I am curious about the value of R2. How much current does that relay1 coil need? 5.1k seems high to me, but I could be wrong. Depends on required coil current and on the characteristics of T1.

ian field

Joined Oct 27, 2012
6,539
Just trying to protect the pins from transients.
The traditional way is to clamp input pins to the supply rails with a pair of ordinary diodes.

Most MOS devices have internal diodes, but they're usually rated for about 10mA max - adding external diodes can take a bigger hit without damage.

Most often the datasheet says something along the lines; any pin must not exceed the supply rails by more than 0.7V - a Zener doesn't guarantee that unless you select Vz well under Vcc/Vdd.

Schottky barrier diodes have a lower Vf, but they tend to have higher gate capacitance.

#12

Joined Nov 30, 2010
18,216
5.1k seems high to me,
Yes, R2 seems wrong. Should probably be another 220.
and add a diode across the coil so it doesn't kick back at the transistor T1.

Dodgydave

Joined Jun 22, 2012
9,848
Cant see the point of D3,D4, and there are no bemf diodes across the relays.

ebeowulf17

Joined Aug 12, 2014
3,275
Yes, R2 seems wrong. Should probably be another 220.
and add a diode across the coil so it doesn't kick back at the transistor T1.
Oh yeah, forgot the flyback diode. Good catch!

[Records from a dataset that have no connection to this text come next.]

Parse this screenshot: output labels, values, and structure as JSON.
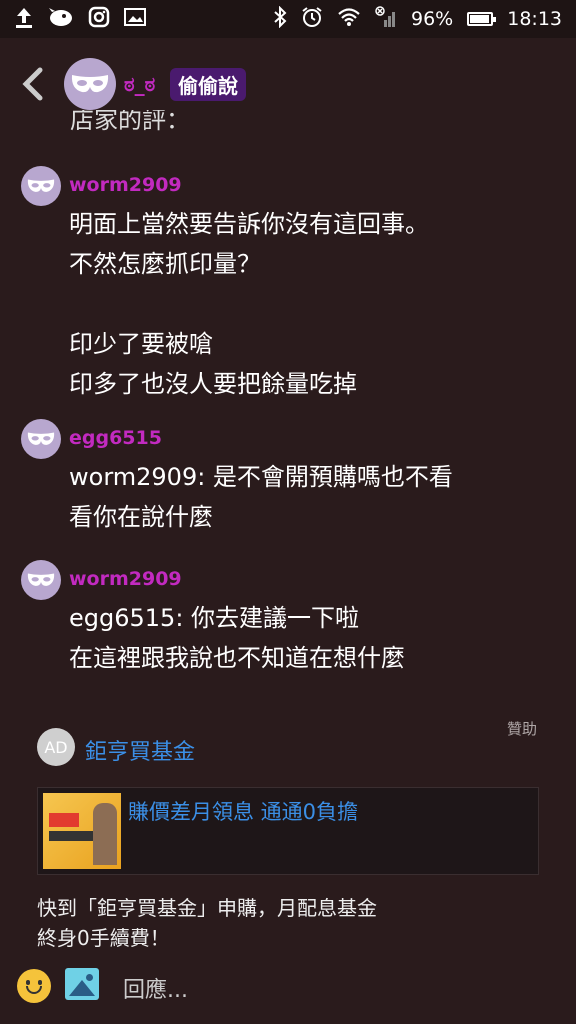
{
  "status_bar": {
    "battery": "96%",
    "battery_level": 0.96,
    "time": "18:13",
    "icons": [
      "upload-icon",
      "bird-icon",
      "instagram-icon",
      "image-icon",
      "bluetooth-icon",
      "alarm-icon",
      "wifi-icon",
      "no-signal-icon",
      "battery-icon"
    ]
  },
  "header": {
    "username": "ಠ_ಠ",
    "badge": "偷偷說"
  },
  "cutoff_text": "店家的評：",
  "messages": [
    {
      "username": "worm2909",
      "text": "明面上當然要告訴你沒有這回事。\n不然怎麼抓印量？\n\n印少了要被嗆\n印多了也沒人要把餘量吃掉"
    },
    {
      "username": "egg6515",
      "text": "worm2909: 是不會開預購嗎也不看\n看你在說什麼"
    },
    {
      "username": "worm2909",
      "text": "egg6515: 你去建議一下啦\n在這裡跟我說也不知道在想什麼"
    }
  ],
  "ad": {
    "sponsored_label": "贊助",
    "avatar_text": "AD",
    "advertiser": "鉅亨買基金",
    "headline": "賺價差月領息  通通0負擔",
    "description": "快到「鉅亨買基金」申購，月配息基金\n終身0手續費！"
  },
  "composer": {
    "placeholder": "回應..."
  },
  "colors": {
    "background": "#2a1b1c",
    "username": "#c22ac0",
    "link": "#3b8fe6",
    "avatar": "#b8a7cf"
  }
}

#12

mattd860

Joined Jan 9, 2016
58

#12

Joined Nov 30, 2010
18,216
T1 does not supply current to the coil, it just grounds it.
You are mistaken. T1 grounds all the current through the relay coil, not just some of it.

mattd860

Joined Jan 9, 2016
58
You are mistaken. T1 grounds all the current through the relay coil, not just some of it.
I think I was misunderstood. T1 grounds all the current through the relay coil when the gate receives a very small amount of current from the IC. I wanted to limit the current to T1 since it doesn't need much. I'm trying to limit current to or from the relay.

#12

Joined Nov 30, 2010
18,216
I think I was misunderstood.
That is likely. The usual way to use a transistor as a switch is to give its base 1/10th of its collector current. If you are trying to limit the current through the coil, giving the base of T1 less current will accomplish that.